Synthetic Biology

Synthetic biology (SynBio) is the application of engineering principles and gene technologies to biological engineering.

SynBio exploits advances in DNA sequencing and synthesis, as well as the use of robotic automation, large data sets, artificial intelligence (particularly machine learning). Ultimately it seeks to build programmable DNA-encoded parts that behave in a reproducible manner and can be used to engineer bio-based solutions to specific problems. Synthetic biology as a field is relatively new, having emerged only a couple of decades ago, but is growing very rapidly and has significant application in industry. We view biology as the current generational technology that will deliver the next set of technological revolutions that change the way we live.

Our aims

Many of the problems we are addressing are focussed on improving sustainability and circular economy through engineering of existing biological systems and creation of new biological systems for carbon negative civilization. At QUT, we seek to:
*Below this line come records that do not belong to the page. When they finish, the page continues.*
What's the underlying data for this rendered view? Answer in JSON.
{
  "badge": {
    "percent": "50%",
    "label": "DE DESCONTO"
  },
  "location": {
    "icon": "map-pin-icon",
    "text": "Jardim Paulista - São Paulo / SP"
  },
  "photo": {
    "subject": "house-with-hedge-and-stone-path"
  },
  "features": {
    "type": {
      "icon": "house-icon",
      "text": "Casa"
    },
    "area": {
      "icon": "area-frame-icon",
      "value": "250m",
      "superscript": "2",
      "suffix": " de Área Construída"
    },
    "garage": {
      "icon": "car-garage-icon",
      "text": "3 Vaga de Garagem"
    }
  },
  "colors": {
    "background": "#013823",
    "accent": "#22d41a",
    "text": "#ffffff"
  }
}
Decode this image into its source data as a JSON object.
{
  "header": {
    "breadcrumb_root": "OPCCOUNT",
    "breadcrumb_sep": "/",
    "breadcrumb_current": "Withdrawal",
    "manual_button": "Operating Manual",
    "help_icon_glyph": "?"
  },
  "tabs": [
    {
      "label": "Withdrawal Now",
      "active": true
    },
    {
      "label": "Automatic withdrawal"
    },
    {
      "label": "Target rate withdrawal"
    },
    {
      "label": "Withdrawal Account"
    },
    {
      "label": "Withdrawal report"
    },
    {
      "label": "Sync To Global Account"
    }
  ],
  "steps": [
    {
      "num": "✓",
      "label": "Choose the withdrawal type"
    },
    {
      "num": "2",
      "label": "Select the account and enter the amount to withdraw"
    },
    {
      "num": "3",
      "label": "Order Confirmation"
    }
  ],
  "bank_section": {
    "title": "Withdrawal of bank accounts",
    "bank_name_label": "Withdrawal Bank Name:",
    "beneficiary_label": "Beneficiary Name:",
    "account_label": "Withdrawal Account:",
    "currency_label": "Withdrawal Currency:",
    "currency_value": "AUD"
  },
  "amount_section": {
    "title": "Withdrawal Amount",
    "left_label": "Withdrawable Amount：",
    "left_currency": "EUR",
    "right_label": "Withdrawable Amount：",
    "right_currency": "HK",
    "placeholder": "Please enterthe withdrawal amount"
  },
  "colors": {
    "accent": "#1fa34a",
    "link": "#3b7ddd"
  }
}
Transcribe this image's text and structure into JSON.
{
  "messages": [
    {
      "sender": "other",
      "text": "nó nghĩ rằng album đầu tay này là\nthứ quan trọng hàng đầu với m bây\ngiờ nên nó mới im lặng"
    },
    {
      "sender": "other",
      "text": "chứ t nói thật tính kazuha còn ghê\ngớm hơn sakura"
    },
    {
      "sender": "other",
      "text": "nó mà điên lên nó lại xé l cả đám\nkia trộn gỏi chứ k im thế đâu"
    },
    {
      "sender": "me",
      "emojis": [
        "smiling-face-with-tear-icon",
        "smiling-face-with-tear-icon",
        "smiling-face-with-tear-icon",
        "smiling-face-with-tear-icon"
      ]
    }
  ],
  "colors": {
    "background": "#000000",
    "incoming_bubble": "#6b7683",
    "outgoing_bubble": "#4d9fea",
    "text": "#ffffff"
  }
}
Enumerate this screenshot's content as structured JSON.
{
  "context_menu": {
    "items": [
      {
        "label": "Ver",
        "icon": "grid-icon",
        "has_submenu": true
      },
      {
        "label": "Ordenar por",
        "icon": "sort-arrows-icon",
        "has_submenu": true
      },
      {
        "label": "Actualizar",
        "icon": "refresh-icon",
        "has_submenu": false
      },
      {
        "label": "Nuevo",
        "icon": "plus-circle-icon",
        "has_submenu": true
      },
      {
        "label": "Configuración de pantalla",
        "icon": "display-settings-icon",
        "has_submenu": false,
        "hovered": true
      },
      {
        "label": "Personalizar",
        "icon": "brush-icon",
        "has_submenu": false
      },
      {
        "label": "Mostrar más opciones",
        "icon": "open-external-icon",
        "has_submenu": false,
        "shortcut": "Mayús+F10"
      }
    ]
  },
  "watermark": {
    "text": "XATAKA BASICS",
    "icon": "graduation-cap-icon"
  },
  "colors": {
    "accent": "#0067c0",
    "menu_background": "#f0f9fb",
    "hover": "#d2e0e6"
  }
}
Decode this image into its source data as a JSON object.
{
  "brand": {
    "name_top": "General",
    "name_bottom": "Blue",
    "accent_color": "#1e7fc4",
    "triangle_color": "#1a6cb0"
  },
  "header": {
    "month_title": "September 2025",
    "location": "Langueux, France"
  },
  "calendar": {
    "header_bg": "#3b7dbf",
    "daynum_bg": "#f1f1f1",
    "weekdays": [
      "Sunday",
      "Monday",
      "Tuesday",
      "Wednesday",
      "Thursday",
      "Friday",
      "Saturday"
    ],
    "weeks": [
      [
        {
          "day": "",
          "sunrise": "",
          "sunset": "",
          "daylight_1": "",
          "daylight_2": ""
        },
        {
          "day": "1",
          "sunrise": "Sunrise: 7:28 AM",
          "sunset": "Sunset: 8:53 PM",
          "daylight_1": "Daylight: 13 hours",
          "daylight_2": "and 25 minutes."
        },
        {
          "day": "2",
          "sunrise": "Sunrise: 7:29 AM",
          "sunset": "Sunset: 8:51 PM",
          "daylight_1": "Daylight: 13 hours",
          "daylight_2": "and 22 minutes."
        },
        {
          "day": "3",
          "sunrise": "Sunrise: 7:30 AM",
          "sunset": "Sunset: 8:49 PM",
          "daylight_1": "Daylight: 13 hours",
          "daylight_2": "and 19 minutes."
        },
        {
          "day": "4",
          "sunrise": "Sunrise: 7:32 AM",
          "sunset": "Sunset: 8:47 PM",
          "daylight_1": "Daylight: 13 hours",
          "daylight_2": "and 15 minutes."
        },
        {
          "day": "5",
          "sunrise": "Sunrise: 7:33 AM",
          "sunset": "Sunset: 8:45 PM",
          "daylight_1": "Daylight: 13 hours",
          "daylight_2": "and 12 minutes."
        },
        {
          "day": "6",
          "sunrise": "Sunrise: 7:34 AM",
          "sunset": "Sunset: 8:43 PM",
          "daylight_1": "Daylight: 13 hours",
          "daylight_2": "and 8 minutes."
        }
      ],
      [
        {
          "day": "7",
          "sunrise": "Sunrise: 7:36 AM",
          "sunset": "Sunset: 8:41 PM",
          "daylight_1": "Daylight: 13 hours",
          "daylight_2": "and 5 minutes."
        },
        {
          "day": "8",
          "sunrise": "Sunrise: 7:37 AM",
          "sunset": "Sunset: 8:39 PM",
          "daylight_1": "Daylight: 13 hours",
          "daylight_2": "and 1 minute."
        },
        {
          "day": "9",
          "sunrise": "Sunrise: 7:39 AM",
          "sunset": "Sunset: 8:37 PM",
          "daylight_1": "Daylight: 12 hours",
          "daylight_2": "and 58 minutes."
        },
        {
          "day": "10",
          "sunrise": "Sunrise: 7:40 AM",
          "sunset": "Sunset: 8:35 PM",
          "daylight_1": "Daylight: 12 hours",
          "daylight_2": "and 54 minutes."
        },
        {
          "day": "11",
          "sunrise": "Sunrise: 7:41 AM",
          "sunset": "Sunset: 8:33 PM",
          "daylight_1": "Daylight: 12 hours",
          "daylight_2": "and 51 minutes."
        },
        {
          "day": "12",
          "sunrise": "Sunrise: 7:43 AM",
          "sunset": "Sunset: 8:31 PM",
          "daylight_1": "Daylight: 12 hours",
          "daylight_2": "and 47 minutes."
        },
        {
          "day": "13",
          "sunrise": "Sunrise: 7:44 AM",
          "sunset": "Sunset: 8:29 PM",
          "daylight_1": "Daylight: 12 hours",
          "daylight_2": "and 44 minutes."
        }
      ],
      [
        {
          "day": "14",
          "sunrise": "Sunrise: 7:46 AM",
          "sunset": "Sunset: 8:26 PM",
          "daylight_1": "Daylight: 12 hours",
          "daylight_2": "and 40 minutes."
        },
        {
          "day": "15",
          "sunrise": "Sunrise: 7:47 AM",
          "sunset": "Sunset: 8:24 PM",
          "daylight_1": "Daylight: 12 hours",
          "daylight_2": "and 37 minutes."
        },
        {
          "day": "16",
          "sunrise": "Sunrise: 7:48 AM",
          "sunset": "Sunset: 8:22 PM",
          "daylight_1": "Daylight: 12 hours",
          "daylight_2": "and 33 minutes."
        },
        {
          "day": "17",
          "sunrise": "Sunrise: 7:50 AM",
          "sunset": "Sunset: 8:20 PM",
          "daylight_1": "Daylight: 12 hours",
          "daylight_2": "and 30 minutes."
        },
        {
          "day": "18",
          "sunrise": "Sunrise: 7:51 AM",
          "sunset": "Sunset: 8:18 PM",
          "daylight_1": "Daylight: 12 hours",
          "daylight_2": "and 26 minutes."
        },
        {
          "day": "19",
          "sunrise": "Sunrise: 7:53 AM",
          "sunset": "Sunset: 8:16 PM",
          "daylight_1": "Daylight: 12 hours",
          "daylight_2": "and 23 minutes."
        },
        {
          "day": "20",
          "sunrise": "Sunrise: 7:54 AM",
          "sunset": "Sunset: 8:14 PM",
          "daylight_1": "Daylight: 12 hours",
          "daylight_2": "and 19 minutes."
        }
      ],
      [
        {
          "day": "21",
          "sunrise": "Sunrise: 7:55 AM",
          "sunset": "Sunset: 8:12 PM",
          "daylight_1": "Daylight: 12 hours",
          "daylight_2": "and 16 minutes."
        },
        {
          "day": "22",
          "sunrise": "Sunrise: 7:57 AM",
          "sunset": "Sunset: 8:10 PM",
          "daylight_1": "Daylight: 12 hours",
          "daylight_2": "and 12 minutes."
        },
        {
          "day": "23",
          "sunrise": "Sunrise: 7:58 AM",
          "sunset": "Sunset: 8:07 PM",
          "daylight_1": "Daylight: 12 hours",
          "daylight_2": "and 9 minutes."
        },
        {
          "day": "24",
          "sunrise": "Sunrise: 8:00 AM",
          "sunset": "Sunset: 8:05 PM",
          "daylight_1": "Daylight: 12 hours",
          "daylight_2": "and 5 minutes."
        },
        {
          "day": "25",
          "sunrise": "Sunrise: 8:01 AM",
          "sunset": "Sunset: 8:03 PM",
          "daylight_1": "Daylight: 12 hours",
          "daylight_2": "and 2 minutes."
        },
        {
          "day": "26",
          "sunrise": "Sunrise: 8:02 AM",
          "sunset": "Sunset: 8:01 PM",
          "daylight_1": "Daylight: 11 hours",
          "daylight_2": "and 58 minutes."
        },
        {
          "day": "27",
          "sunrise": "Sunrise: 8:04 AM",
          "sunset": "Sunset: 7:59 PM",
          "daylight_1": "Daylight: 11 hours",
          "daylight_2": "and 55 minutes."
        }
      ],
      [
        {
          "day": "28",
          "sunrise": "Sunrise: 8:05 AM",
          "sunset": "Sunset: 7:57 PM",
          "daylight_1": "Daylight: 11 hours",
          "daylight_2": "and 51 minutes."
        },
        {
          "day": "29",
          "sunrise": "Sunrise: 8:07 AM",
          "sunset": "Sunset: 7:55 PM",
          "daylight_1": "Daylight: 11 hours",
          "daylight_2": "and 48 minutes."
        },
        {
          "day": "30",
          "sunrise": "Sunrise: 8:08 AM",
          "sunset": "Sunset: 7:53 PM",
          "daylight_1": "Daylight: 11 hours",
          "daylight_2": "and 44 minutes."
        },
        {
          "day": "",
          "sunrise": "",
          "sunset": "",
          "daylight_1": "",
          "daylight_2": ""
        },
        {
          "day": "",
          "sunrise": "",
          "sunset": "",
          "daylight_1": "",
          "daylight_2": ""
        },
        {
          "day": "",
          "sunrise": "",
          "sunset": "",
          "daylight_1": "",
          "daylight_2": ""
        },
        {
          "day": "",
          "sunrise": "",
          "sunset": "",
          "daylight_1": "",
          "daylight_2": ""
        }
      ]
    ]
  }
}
  • Advance the discipline of Synthetic Biology through technological and conceptual innovation
  • Demonstrate the translational potential of Synthetic Biology through industry collaborations and startups
  • Grow the next generation of Synthetic Biology leaders
  • Train the future labour force for Synthetic Biology-based industries

Our Lead Scientists

Large language models like ChatGPT show how supercomputers can process information in ways that rival the human brain. But the brain is a million times more energy-efficient, and a thousand times smaller. There is an efficiency chasm between biological systems and human-made devices, even though computer-chip manufacturing is our most advanced technology. Closing that chasm would help reduce the demand for energy and other resources, ultimately leading to a more sustainable and fairer civilisation. It is therefore crucial to understand how biological systems process information at a molecular level, so we can build versatile artificial computing systems that emulate their astonishing efficiency.

Our group uses protein engineering approaches to build progressively more complex protein-based circuits that can process information in real time. Quantitative models of these circuits will reveal forces that have shaped the evolution of natural signalling systems and will ultimately make bioengineering as predictable and much less expensive than electronic and mechanical engineering. See our publications here.

Research capabilities

We build and discover new ways to make useful chemicals in more sustainable ways. Leveraging QUT’s traditional strengths in bioprocessing (where complex polymers are broken down into simple small molecules), we aim to be able to make almost any biochemical from waste products.

We use an in vitro approach to developing and prototyping new metabolic pathways. Unconstrained by native host organism metabolisms we can explore previously unobserved enzyme combinations and unnatural reaction conditions. We also engineer new functions in non-model microorganisms that have industrially useful properties (like Pseudomonas putida and Yarrowia lipolytica).

Our group contributes expertise in biochemistry, enzymology, biocatalysis, and metabolic engineering in diverse systems.

Research capabilities

The Sustainable Bioproducts Innovation Group addresses critical challenges in Australia’s animal industries and agricultural sectors. Through a multidisciplinary approach, the initiative aims to revolutionize waste management, converting byproducts into valuable resources to enhance productivity and profitability. Central to the program is a commitment to sustainability, evident in projects focused on lignin valorization, renewable energy through microalgae lipid enhancement, and the development of advanced biosensing platforms.

We use synthetic biology to engineer enzymes and microorganisms to drive the efficient breakdown of lignin, unlocking significant value from crop waste. The program also explores the implementation of innovative tools such as the potential of aptamers for real-time biosensing, offering a transformative approach to analytical and diagnostic methods across various industries, new mutagenesis methods or biosensor-driven HT screening platform. Overall, the Sustainable Bioproducts Innovation Group embodies a commitment to sustainable practices, technological advancements, and the creation of valuable resources from agricultural byproducts, contributing to the resilience and profitability of Australia’s key industries.

Research capabilities

Our group focuses on developing synthetic biology tools to reprogram metabolism in microbial cells to produce industrially relevant metabolites, primarily in the isoprenoid group of natural products. Isoprenoids have multitude biological functions and industrial applications (e.g., agricultural and other industrial chemicals, biopolymers, flavours, fragrances, pharmaceuticals, food additives, biofuels). We aim to make a tangible difference to people and the planet through sustainable bio-based solutions.

Research in the program hinges around understanding isoprenoid pathway metabolism and on rational engineering of organisms for production of industrially useful biochemicals. The program spans the following key themes:

  • Isoprenoid pathways: Understanding metabolic regulation and engineering isoprenoid pathway carbon flux
  • Isoprenoid biochemicals and biofuels: Engineering production of industrially useful isoprenoids
  • Synthetic biology tools: Transformation vectors, expression control systems, chromosome engineering tools, reporter systems, synthetic genetic circuits, etc.

These areas are linked though application to understanding fundamental biology and exploitation via metabolic engineering to deliver impact.

Research programs/capabilities

Research capabilities

Our collaborators

Join Us!

Interested in changing the world with synthetic biology? Join us! Reach out to one of our lead scientists to talk about how you can work and/or study with our team.